What Storyworth Told me About Leadership

by Linda Bodnar, Ph.D., PCC

In my blog last year, I mentioned that so often it is “reframing” or “mindset shifts” that allow us to reach the growth we want to achieve in our leadership development.  Rather than sharing an example from a coaching engagement, I’d like to share one of my own recent experiences where I called upon a mindset shift.

You may have heard of Storyworth, where you get a question each week to answer (e.g., “What was your mom like when you were a child, “Describe one of your most memorable birthdays,” “How did you decide to get married”).   You share your responses by email with select people (in my case, my two adult children) and at the end of the year, you create a book containing all the stories.  Storyworth’s website mentions several goals, including feeling connected to loved ones and preserving your memories for future generations.  My son gave this to me as one of my Christmas gifts.

My immediate reaction was “Oh, no, no way.  This will be awful.  And so much work.  I remember one of my friends doing this about three years ago and sharing it with a group of us, and everyone was oohing and ahhing about how touching, profound, impactful, etc., it was.  There’s no way I can do that.”  I was so worried about not living up to those kind of lofty expectations.  Instead of reacting, declining, or stressing, I surprised myself by pushing away those thoughts and just letting it sit with me for a few days.  I then started asking myself some questions like:

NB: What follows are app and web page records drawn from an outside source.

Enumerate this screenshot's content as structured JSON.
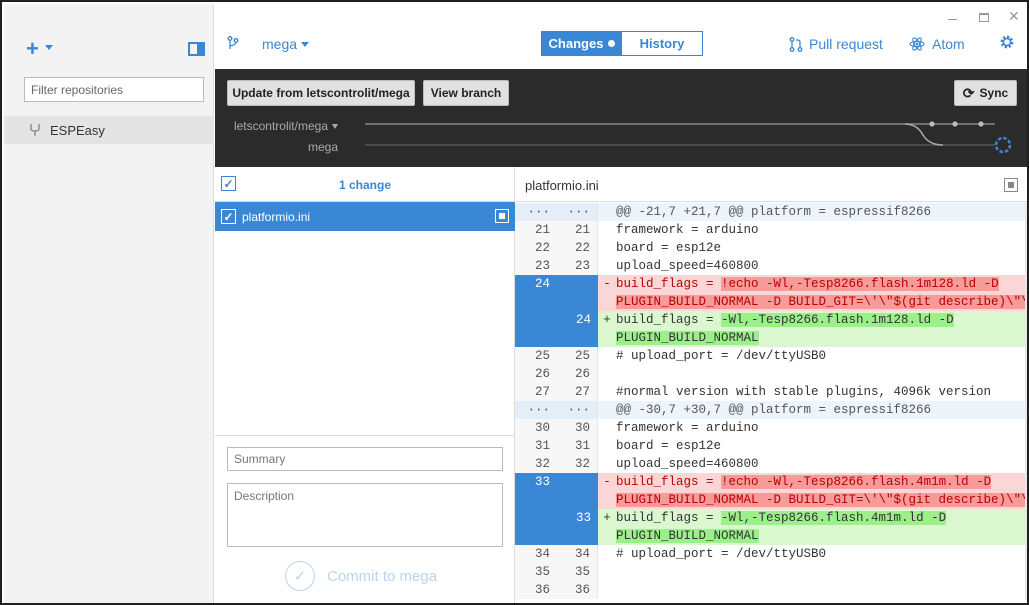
{
  "sidebar": {
    "add_label": "+",
    "filter_placeholder": "Filter repositories",
    "repos": [
      {
        "label": "ESPEasy"
      }
    ]
  },
  "header": {
    "branch": "mega",
    "tab_changes": "Changes",
    "tab_history": "History",
    "pull_request": "Pull request",
    "atom": "Atom"
  },
  "toolbar": {
    "update_label": "Update from letscontrolit/mega",
    "view_branch_label": "View branch",
    "sync_label": "Sync",
    "remote_branch": "letscontrolit/mega",
    "local_branch": "mega"
  },
  "files": {
    "count_label": "1 change",
    "items": [
      {
        "name": "platformio.ini"
      }
    ]
  },
  "commit": {
    "summary_placeholder": "Summary",
    "description_placeholder": "Description",
    "button_label": "Commit to mega"
  },
  "diff": {
    "filename": "platformio.ini",
    "lines": [
      {
        "kind": "hunk",
        "old": "···",
        "new": "···",
        "mark": "",
        "text": "@@ -21,7 +21,7 @@ platform = espressif8266"
      },
      {
        "kind": "ctx",
        "old": "21",
        "new": "21",
        "mark": "",
        "text": "framework = arduino"
      },
      {
        "kind": "ctx",
        "old": "22",
        "new": "22",
        "mark": "",
        "text": "board = esp12e"
      },
      {
        "kind": "ctx",
        "old": "23",
        "new": "23",
        "mark": "",
        "text": "upload_speed=460800"
      },
      {
        "kind": "del",
        "old": "24",
        "new": "",
        "mark": "-",
        "pre": "build_flags = ",
        "hl": "!echo -Wl,-Tesp8266.flash.1m128.ld -D"
      },
      {
        "kind": "del",
        "old": "",
        "new": "",
        "mark": "",
        "pre": "",
        "hl": "PLUGIN_BUILD_NORMAL -D BUILD_GIT=\\'\\\"$(git describe)\\\"\\'"
      },
      {
        "kind": "add",
        "old": "",
        "new": "24",
        "mark": "+",
        "pre": "build_flags = ",
        "hl": "-Wl,-Tesp8266.flash.1m128.ld -D"
      },
      {
        "kind": "add",
        "old": "",
        "new": "",
        "mark": "",
        "pre": "",
        "hl": "PLUGIN_BUILD_NORMAL"
      },
      {
        "kind": "ctx",
        "old": "25",
        "new": "25",
        "mark": "",
        "text": "# upload_port = /dev/ttyUSB0"
      },
      {
        "kind": "ctx",
        "old": "26",
        "new": "26",
        "mark": "",
        "text": ""
      },
      {
        "kind": "ctx",
        "old": "27",
        "new": "27",
        "mark": "",
        "text": "#normal version with stable plugins, 4096k version"
      },
      {
        "kind": "hunk",
        "old": "···",
        "new": "···",
        "mark": "",
        "text": "@@ -30,7 +30,7 @@ platform = espressif8266"
      },
      {
        "kind": "ctx",
        "old": "30",
        "new": "30",
        "mark": "",
        "text": "framework = arduino"
      },
      {
        "kind": "ctx",
        "old": "31",
        "new": "31",
        "mark": "",
        "text": "board = esp12e"
      },
      {
        "kind": "ctx",
        "old": "32",
        "new": "32",
        "mark": "",
        "text": "upload_speed=460800"
      },
      {
        "kind": "del",
        "old": "33",
        "new": "",
        "mark": "-",
        "pre": "build_flags = ",
        "hl": "!echo -Wl,-Tesp8266.flash.4m1m.ld -D"
      },
      {
        "kind": "del",
        "old": "",
        "new": "",
        "mark": "",
        "pre": "",
        "hl": "PLUGIN_BUILD_NORMAL -D BUILD_GIT=\\'\\\"$(git describe)\\\"\\'"
      },
      {
        "kind": "add",
        "old": "",
        "new": "33",
        "mark": "+",
        "pre": "build_flags = ",
        "hl": "-Wl,-Tesp8266.flash.4m1m.ld -D"
      },
      {
        "kind": "add",
        "old": "",
        "new": "",
        "mark": "",
        "pre": "",
        "hl": "PLUGIN_BUILD_NORMAL"
      },
      {
        "kind": "ctx",
        "old": "34",
        "new": "34",
        "mark": "",
        "text": "# upload_port = /dev/ttyUSB0"
      },
      {
        "kind": "ctx",
        "old": "35",
        "new": "35",
        "mark": "",
        "text": ""
      },
      {
        "kind": "ctx",
        "old": "36",
        "new": "36",
        "mark": "",
        "text": ""
      }
    ]
  },
  "colors": {
    "accent": "#3a87d6",
    "dark_bar": "#2b2b2b",
    "deleted_bg": "#fbd6d6",
    "added_bg": "#dbf7d0"
  }
}
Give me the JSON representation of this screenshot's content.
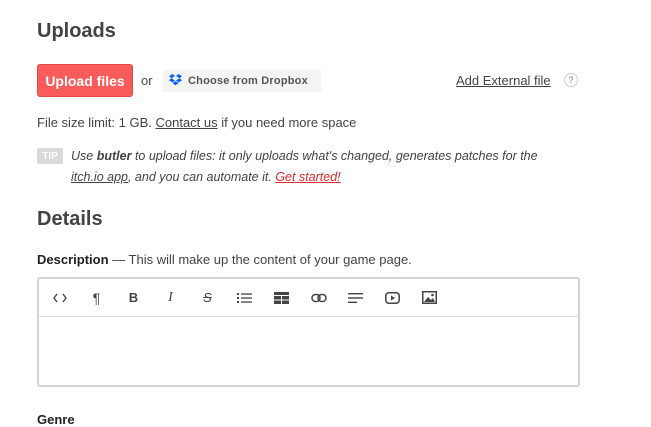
{
  "uploads": {
    "title": "Uploads",
    "upload_button": "Upload files",
    "or_text": "or",
    "dropbox_button": "Choose from Dropbox",
    "external_file_link": "Add External file",
    "help_glyph": "?",
    "size_limit_prefix": "File size limit: 1 GB.",
    "contact_link": "Contact us",
    "size_limit_suffix": "if you need more space"
  },
  "tip": {
    "badge": "TIP",
    "use": "Use",
    "butler": "butler",
    "line1_rest": "to upload files: it only uploads what's changed, generates patches for the",
    "itch_link": "itch.io app",
    "line2_mid": ", and you can automate it.",
    "get_started_link": "Get started!"
  },
  "details": {
    "title": "Details",
    "description_label": "Description",
    "description_hint": "— This will make up the content of your game page.",
    "genre_label": "Genre"
  },
  "toolbar": {
    "buttons": [
      {
        "name": "code-view-button",
        "icon": "code-icon",
        "glyph": "<>"
      },
      {
        "name": "paragraph-button",
        "icon": "pilcrow-icon",
        "glyph": "¶"
      },
      {
        "name": "bold-button",
        "icon": "bold-icon",
        "glyph": "B"
      },
      {
        "name": "italic-button",
        "icon": "italic-icon",
        "glyph": "I"
      },
      {
        "name": "strikethrough-button",
        "icon": "strikethrough-icon",
        "glyph": "S"
      },
      {
        "name": "bullet-list-button",
        "icon": "bullet-list-icon",
        "glyph": ""
      },
      {
        "name": "table-button",
        "icon": "table-icon",
        "glyph": ""
      },
      {
        "name": "link-button",
        "icon": "link-icon",
        "glyph": ""
      },
      {
        "name": "align-button",
        "icon": "align-left-icon",
        "glyph": ""
      },
      {
        "name": "video-button",
        "icon": "video-icon",
        "glyph": ""
      },
      {
        "name": "image-button",
        "icon": "image-icon",
        "glyph": ""
      }
    ]
  },
  "colors": {
    "accent": "#fa5c5c",
    "link_red": "#da2c2c",
    "dropbox_blue": "#0061fe"
  }
}
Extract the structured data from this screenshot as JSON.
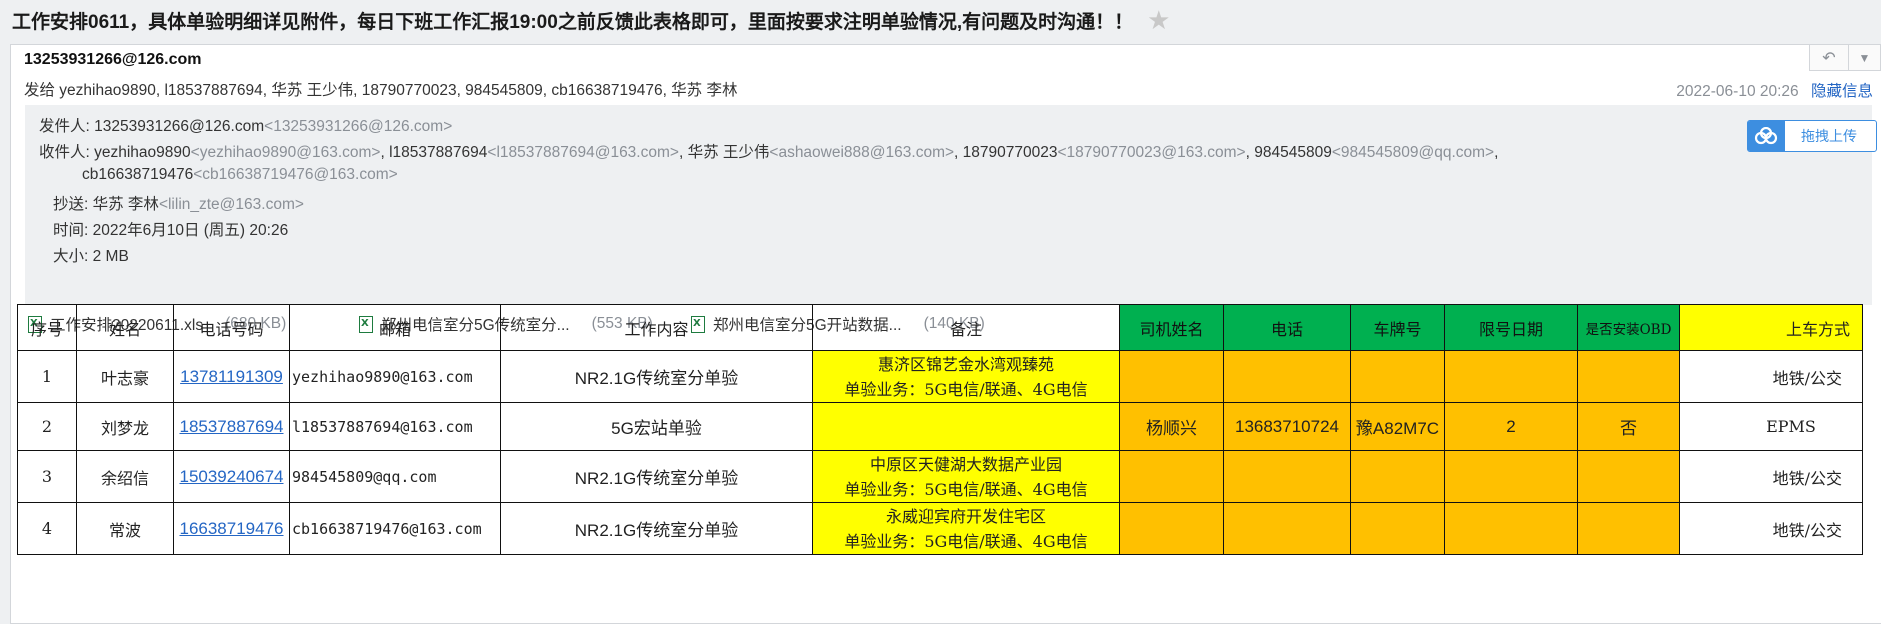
{
  "subject": "工作安排0611，具体单验明细详见附件，每日下班工作汇报19:00之前反馈此表格即可，里面按要求注明单验情况,有问题及时沟通！！",
  "star_icon": "star-icon",
  "header": {
    "from_display": "13253931266@126.com",
    "to_summary": "发给 yezhihao9890, l18537887694, 华苏 王少伟, 18790770023, 984545809, cb16638719476, 华苏 李林",
    "date": "2022-06-10 20:26",
    "hide_info": "隐藏信息",
    "reply_icon": "reply-icon",
    "more_icon": "dropdown-arrow-icon"
  },
  "details": {
    "sender_label": "发件人: ",
    "sender_name": "13253931266@126.com",
    "sender_addr": "<13253931266@126.com>",
    "recipients_label": "收件人: ",
    "r1_name": "yezhihao9890",
    "r1_addr": "<yezhihao9890@163.com>",
    "r2_name": "l18537887694",
    "r2_addr": "<l18537887694@163.com>",
    "r3_name": "华苏 王少伟",
    "r3_addr": "<ashaowei888@163.com>",
    "r4_name": "18790770023",
    "r4_addr": "<18790770023@163.com>",
    "r5_name": "984545809",
    "r5_addr": "<984545809@qq.com>",
    "r6_name": "cb16638719476",
    "r6_addr": "<cb16638719476@163.com>",
    "cc_label": "抄送: ",
    "cc_name": "华苏 李林",
    "cc_addr": "<lilin_zte@163.com>",
    "time_label": "时间: ",
    "time_value": "2022年6月10日 (周五) 20:26",
    "size_label": "大小: ",
    "size_value": "2 MB",
    "upload_label": "拖拽上传"
  },
  "attachments": [
    {
      "name": "工作安排20220611.xls",
      "size": "(680 KB)"
    },
    {
      "name": "郑州电信室分5G传统室分...",
      "size": "(553 KB)"
    },
    {
      "name": "郑州电信室分5G开站数据...",
      "size": "(140 KB)"
    }
  ],
  "table": {
    "headers": [
      "序号",
      "姓名",
      "电话号码",
      "邮箱",
      "工作内容",
      "备注",
      "司机姓名",
      "电话",
      "车牌号",
      "限号日期",
      "是否安装OBD",
      "上车方式"
    ],
    "rows": [
      {
        "no": "1",
        "name": "叶志豪",
        "phone": "13781191309",
        "email": "yezhihao9890@163.com",
        "work": "NR2.1G传统室分单验",
        "note1": "惠济区锦艺金水湾观臻苑",
        "note2": "单验业务：5G电信/联通、4G电信",
        "driver": "",
        "driver_phone": "",
        "plate": "",
        "limit_date": "",
        "obd": "",
        "board": "地铁/公交"
      },
      {
        "no": "2",
        "name": "刘梦龙",
        "phone": "18537887694",
        "email": "l18537887694@163.com",
        "work": "5G宏站单验",
        "note1": "",
        "note2": "",
        "driver": "杨顺兴",
        "driver_phone": "13683710724",
        "plate": "豫A82M7C",
        "limit_date": "2",
        "obd": "否",
        "board": "EPMS"
      },
      {
        "no": "3",
        "name": "余绍信",
        "phone": "15039240674",
        "email": "984545809@qq.com",
        "work": "NR2.1G传统室分单验",
        "note1": "中原区天健湖大数据产业园",
        "note2": "单验业务：5G电信/联通、4G电信",
        "driver": "",
        "driver_phone": "",
        "plate": "",
        "limit_date": "",
        "obd": "",
        "board": "地铁/公交"
      },
      {
        "no": "4",
        "name": "常波",
        "phone": "16638719476",
        "email": "cb16638719476@163.com",
        "work": "NR2.1G传统室分单验",
        "note1": "永威迎宾府开发住宅区",
        "note2": "单验业务：5G电信/联通、4G电信",
        "driver": "",
        "driver_phone": "",
        "plate": "",
        "limit_date": "",
        "obd": "",
        "board": "地铁/公交"
      }
    ]
  },
  "colors": {
    "link": "#2466c4",
    "green_header": "#00b050",
    "yellow": "#ffff00",
    "orange": "#ffc000"
  }
}
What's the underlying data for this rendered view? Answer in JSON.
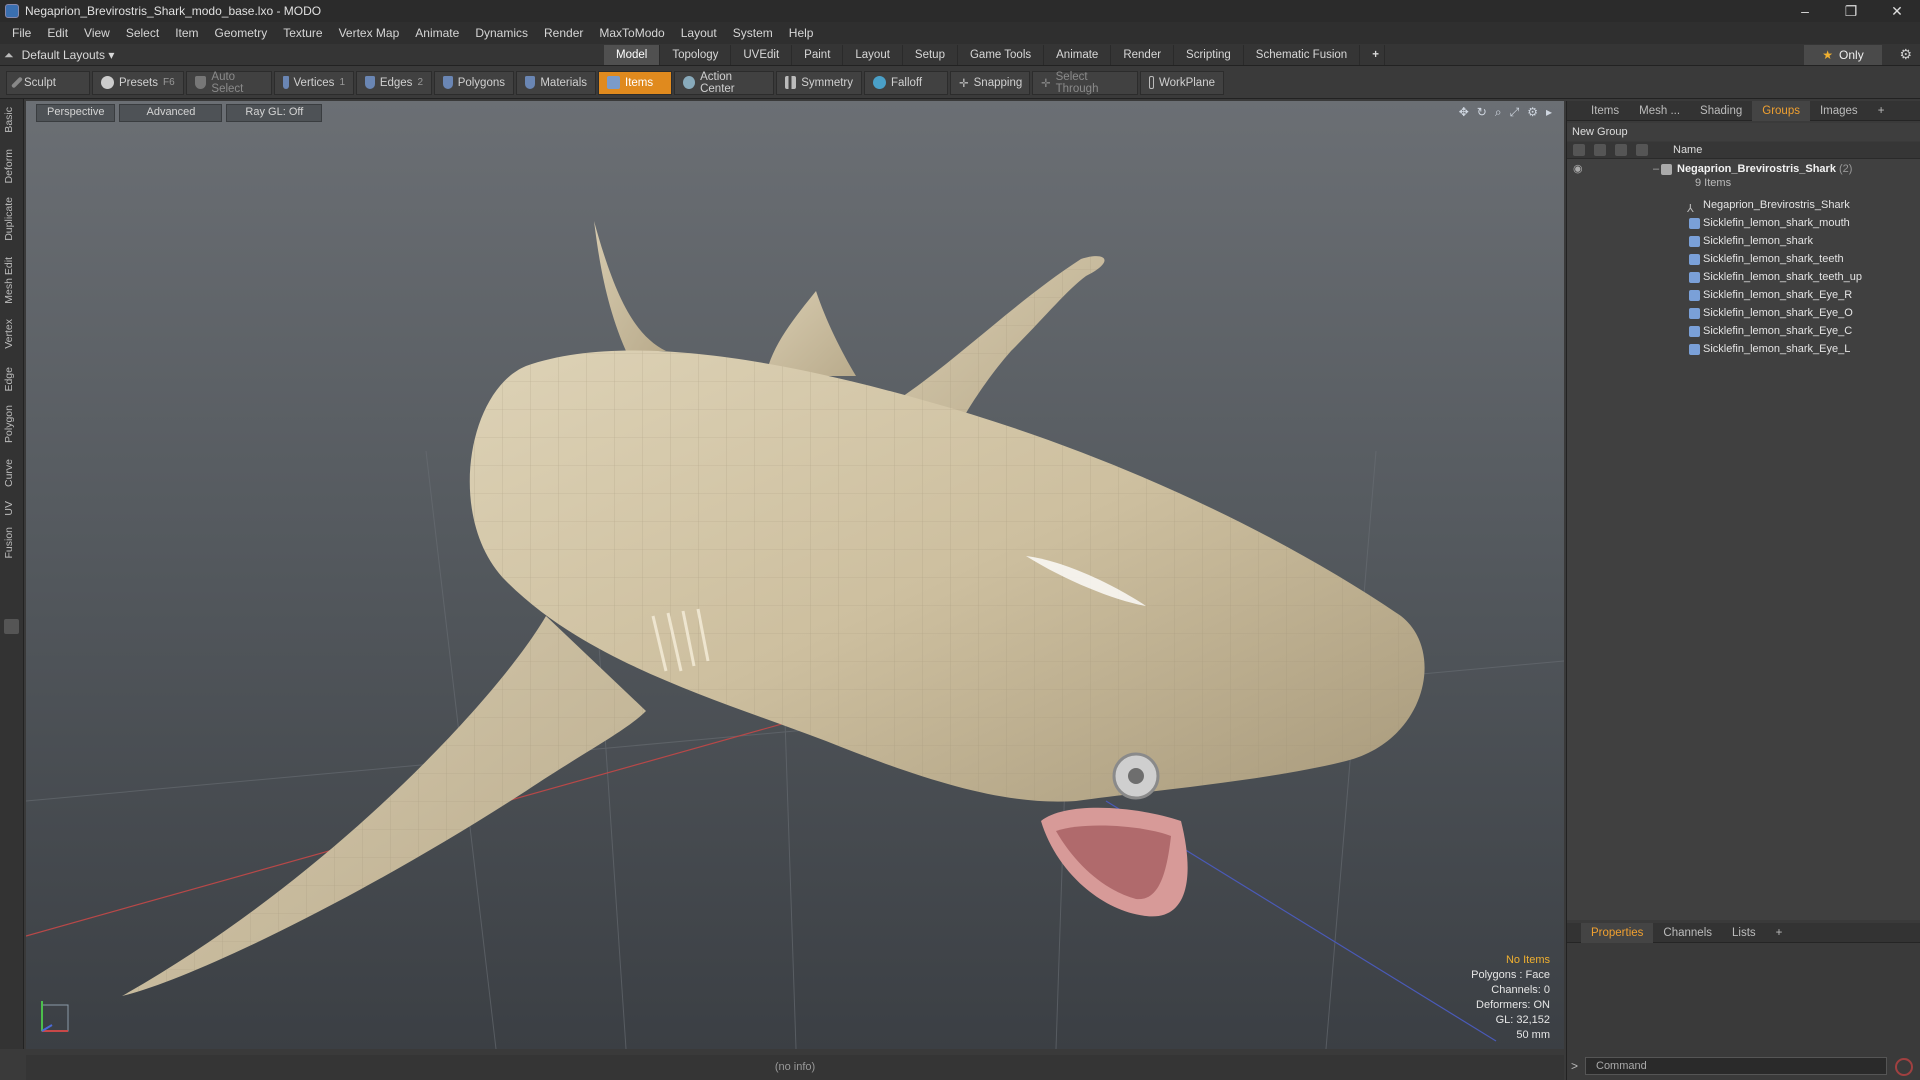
{
  "window": {
    "title": "Negaprion_Brevirostris_Shark_modo_base.lxo - MODO",
    "controls": [
      "–",
      "❐",
      "✕"
    ]
  },
  "menu": [
    "File",
    "Edit",
    "View",
    "Select",
    "Item",
    "Geometry",
    "Texture",
    "Vertex Map",
    "Animate",
    "Dynamics",
    "Render",
    "MaxToModo",
    "Layout",
    "System",
    "Help"
  ],
  "layout": {
    "selector": "Default Layouts ▾",
    "tabs": [
      "Model",
      "Topology",
      "UVEdit",
      "Paint",
      "Layout",
      "Setup",
      "Game Tools",
      "Animate",
      "Render",
      "Scripting",
      "Schematic Fusion"
    ],
    "active_tab": "Model",
    "add": "+",
    "only": "Only"
  },
  "toolbar": {
    "sculpt": "Sculpt",
    "presets": "Presets",
    "presets_key": "F6",
    "auto_select": "Auto Select",
    "vertices": "Vertices",
    "vertices_key": "1",
    "edges": "Edges",
    "edges_key": "2",
    "polygons": "Polygons",
    "materials": "Materials",
    "items": "Items",
    "action_center": "Action Center",
    "symmetry": "Symmetry",
    "falloff": "Falloff",
    "snapping": "Snapping",
    "select_through": "Select Through",
    "workplane": "WorkPlane"
  },
  "left_tabs": [
    "Basic",
    "Deform",
    "Duplicate",
    "Mesh Edit",
    "Vertex",
    "Edge",
    "Polygon",
    "Curve",
    "UV",
    "Fusion"
  ],
  "viewport": {
    "view": "Perspective",
    "shading": "Advanced",
    "raygl": "Ray GL: Off",
    "info": {
      "no_items": "No Items",
      "polygons": "Polygons : Face",
      "channels": "Channels: 0",
      "deformers": "Deformers: ON",
      "gl": "GL: 32,152",
      "focal": "50 mm"
    }
  },
  "status": "(no info)",
  "panel": {
    "tabs": [
      "Items",
      "Mesh ...",
      "Shading",
      "Groups",
      "Images"
    ],
    "active_tab": "Groups",
    "add": "+",
    "new_group": "New Group",
    "name_header": "Name",
    "group": {
      "name": "Negaprion_Brevirostris_Shark",
      "count": "(2)",
      "items_count": "9 Items"
    },
    "items": [
      "Negaprion_Brevirostris_Shark",
      "Sicklefin_lemon_shark_mouth",
      "Sicklefin_lemon_shark",
      "Sicklefin_lemon_shark_teeth",
      "Sicklefin_lemon_shark_teeth_up",
      "Sicklefin_lemon_shark_Eye_R",
      "Sicklefin_lemon_shark_Eye_O",
      "Sicklefin_lemon_shark_Eye_C",
      "Sicklefin_lemon_shark_Eye_L"
    ],
    "bottom_tabs": [
      "Properties",
      "Channels",
      "Lists"
    ],
    "bottom_active": "Properties",
    "command_placeholder": "Command"
  }
}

  • Who is setting these expectations – is my son really holding me to those? He knows me, so probably not…
  • Why did he give this to me? What is he hoping to get out of it?  Probably curiosity and a surprising interest in my memories…
  • What would change this from “I have to do this” to “I get to do this” and “I want to do this”? My answer to this one went unanswered for a bit…
  • What expectations could I set for myself that I could be comfortable with? I came up with a few, such as:  share some stories they either haven’t heard before or haven’t remembered, have some fun with the stories myself by calling back up some memories I haven’t thought of for a long time, not worry about judgement or the quality or depth and just do it….   

In hindsight, I believe that what I was doing was reframing the task and taking on a new mindset.  Once I set these new expectations, and answered the first few weeks of questions, I found that I had successfully morphed into “I want to do this” and even to “I am actually enjoying this.”

As I think about how this applies to leadership, I recall how I and many of my colleagues and coaching clients have been faced with a “gift” of a new responsibility and our immediate reaction is “Oh, no, not that.”  Sometimes that is actually the right reaction and we should push back if we can’t see a link to our values and goals and it will put us over the edge on workload.  But often, if we: (1) take the time to ask ourselves questions such as those above (or others that you might think of that would be even more helpful for you), (2) take on a growth mindset of believing that success comes from the consistent effort of working through challenges, and (3) employ a mindset shift, we can come across with positive leadership presence, show initiative and strategic thinking, and position ourselves for future opportunity.

Elevate your Leadership Potential

To learn more about leadership and executive coaching, reach out to Linda for a consultation.